City votes to annex into library district
By JEFF RHODES
Port Orchard Independent Editor
August 19, 2010 · Updated 11:18 AM
The measure to annex the city of Port Orchard into the Kitsap Regional Library system scored a lopsided win in Tuesday night’s primary election.
As of Wednesday afternoon, 71 percent of those expressing a preference believed the city should join the library district compared to 28 who said no.
Unlike other Kitsap County communities, Port Orchard owns its own library building and contracts with KRL for services.
Rather than being taxed directly to support the library system, Port Orchard residents paid their property taxes to the city, which in turn paid an annual fee to KRL out of its general fund.
Not being a formal member of the district, city residents were prohibited from voting in library levy elections like the one scheduled for November.
Tuesday night’s result means Port Orchard residents will be given a say in library decisions.
On the down side, the vote could mean a property tax increase for city residents, although the city council has pledged not to let that happen.
“Officially, the library district was neutral on the question of Port Orchard’s annexation,” said KRL spokesman Jeff Brody. “But from a larger perspective, we’re happy that the last community in Kitsap County that wasn’t already a member of the district has been brought on board.”
Brody said having Port Orchard as a full-fledged, voting member of the system would also help alleviate the perception of inequity.
“There is a perceived difference in how Port Orchard was treated compared to other communities in Kitsap County,” he said. “I can understand why some people would attribute that to the fact that Port Orchard hasn’t been able to vote in our elections. Hopefully, that problem has been eliminated.”
Brody noted that the tax-collection aspect of Port Orchard’s inclusion in the district wouldn’t take effect for another year.
“The deadline has already passed for the library district to tax city residents directly this year,” he said, “so we’ll be on an interim basis until 2011.”
That won’t keep Port Orchard residents from voting in November for or against the library’s levy request.
“As for the political implications, I have no idea whether Port Orchard’s inclusion makes passing the levy more difficult or not,” Brody said. “There are more voters now, which means we have to work that much harder to get our message out.

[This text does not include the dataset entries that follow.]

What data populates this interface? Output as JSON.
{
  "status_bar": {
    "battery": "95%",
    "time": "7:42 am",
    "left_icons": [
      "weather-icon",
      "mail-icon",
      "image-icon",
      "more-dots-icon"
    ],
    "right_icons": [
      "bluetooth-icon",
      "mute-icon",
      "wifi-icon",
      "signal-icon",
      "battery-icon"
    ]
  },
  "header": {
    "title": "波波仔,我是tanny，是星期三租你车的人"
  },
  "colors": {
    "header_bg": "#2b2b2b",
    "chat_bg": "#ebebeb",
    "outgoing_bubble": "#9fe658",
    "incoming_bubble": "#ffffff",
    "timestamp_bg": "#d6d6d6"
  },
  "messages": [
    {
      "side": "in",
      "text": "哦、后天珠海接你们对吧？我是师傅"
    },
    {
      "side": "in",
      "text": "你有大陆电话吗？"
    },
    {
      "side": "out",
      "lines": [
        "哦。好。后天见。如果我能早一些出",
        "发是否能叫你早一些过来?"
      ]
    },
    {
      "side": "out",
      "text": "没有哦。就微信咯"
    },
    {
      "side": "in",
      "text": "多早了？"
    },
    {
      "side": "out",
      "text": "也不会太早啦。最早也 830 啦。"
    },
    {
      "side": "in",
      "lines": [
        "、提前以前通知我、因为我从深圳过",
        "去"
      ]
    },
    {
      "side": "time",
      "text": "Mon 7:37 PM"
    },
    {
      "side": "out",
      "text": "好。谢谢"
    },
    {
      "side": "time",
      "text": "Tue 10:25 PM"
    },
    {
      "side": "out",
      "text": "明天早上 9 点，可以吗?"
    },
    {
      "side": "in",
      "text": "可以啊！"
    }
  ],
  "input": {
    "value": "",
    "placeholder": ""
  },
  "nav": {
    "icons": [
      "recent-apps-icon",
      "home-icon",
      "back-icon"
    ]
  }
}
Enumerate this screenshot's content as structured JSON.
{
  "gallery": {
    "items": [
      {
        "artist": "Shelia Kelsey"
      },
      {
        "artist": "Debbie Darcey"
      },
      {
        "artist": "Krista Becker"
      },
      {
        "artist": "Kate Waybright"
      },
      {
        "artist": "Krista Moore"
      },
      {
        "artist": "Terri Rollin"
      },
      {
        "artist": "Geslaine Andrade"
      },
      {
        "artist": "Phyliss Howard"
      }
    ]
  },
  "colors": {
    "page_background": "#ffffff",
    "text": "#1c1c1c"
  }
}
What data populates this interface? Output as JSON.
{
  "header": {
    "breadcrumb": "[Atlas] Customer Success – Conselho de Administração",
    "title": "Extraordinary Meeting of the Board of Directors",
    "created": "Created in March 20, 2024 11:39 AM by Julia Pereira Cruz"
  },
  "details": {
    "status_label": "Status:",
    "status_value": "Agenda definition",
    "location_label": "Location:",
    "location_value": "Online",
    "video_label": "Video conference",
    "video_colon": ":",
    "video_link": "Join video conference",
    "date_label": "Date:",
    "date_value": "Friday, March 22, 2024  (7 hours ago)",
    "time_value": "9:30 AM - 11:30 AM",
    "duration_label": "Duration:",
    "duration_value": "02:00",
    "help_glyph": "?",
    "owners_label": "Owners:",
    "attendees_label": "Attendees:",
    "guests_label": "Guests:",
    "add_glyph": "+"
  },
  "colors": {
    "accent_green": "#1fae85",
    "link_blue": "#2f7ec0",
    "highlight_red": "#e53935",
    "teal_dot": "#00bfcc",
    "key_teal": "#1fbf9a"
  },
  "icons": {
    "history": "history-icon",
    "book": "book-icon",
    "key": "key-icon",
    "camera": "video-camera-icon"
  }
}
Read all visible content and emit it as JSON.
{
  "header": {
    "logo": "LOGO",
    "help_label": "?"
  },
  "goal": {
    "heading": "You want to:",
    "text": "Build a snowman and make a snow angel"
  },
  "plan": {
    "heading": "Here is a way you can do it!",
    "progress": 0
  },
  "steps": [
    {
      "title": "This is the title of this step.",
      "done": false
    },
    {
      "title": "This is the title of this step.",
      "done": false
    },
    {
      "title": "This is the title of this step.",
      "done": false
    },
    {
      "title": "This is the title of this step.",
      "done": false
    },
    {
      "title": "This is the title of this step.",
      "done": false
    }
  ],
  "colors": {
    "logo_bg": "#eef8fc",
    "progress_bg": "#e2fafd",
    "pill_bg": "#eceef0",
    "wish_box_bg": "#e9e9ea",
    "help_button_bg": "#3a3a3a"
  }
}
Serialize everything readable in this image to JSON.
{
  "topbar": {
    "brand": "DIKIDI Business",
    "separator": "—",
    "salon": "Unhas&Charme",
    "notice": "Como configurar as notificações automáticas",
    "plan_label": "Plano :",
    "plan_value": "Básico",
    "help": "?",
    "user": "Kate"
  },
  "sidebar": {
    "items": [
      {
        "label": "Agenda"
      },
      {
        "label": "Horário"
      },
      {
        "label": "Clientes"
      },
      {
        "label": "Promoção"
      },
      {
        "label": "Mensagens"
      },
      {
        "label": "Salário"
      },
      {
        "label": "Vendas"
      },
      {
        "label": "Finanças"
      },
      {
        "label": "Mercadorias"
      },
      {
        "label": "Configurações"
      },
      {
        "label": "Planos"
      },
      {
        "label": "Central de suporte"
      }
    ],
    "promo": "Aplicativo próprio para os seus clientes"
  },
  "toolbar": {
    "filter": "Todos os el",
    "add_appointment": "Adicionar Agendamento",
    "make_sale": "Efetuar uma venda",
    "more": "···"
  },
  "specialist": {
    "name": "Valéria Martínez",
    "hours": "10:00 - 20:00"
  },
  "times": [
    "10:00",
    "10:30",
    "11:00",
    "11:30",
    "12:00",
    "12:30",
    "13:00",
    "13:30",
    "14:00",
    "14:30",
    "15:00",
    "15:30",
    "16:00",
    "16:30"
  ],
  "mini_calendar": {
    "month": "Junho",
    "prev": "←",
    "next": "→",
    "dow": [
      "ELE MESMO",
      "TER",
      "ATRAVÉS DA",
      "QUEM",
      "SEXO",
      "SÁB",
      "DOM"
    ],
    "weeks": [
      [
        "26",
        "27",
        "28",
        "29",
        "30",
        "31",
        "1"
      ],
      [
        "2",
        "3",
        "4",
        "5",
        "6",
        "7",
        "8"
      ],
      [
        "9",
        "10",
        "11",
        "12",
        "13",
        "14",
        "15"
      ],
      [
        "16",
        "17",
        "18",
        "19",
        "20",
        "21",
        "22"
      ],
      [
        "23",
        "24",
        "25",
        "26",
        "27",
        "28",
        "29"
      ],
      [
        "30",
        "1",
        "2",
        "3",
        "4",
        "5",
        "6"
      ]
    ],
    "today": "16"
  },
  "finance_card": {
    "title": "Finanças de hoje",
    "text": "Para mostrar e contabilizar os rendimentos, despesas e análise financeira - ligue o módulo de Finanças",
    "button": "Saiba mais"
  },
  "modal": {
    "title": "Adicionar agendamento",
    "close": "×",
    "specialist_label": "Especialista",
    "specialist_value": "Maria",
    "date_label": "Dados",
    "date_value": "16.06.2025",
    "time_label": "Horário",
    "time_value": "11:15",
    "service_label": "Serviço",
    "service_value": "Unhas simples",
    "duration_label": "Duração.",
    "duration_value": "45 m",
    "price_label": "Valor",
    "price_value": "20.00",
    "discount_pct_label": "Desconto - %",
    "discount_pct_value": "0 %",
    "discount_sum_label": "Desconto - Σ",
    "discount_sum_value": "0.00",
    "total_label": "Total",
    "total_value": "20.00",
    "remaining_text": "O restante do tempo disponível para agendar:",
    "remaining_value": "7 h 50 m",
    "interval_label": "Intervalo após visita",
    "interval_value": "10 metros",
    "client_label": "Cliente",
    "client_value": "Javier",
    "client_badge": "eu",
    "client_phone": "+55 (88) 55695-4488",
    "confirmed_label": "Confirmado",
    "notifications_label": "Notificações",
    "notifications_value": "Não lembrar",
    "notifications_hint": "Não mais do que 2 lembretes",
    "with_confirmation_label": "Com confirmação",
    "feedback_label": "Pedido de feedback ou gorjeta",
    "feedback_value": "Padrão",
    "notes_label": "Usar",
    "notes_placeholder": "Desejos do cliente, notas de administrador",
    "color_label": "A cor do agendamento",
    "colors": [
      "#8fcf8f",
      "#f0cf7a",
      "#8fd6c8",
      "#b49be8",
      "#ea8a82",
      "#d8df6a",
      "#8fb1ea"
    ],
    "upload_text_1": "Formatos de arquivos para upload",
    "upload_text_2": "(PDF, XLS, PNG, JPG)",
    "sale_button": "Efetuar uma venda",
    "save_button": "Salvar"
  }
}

“If we’re able to convince people the library service is a good value to them, we’ll be successful,” he said. “If not, we won’t be.”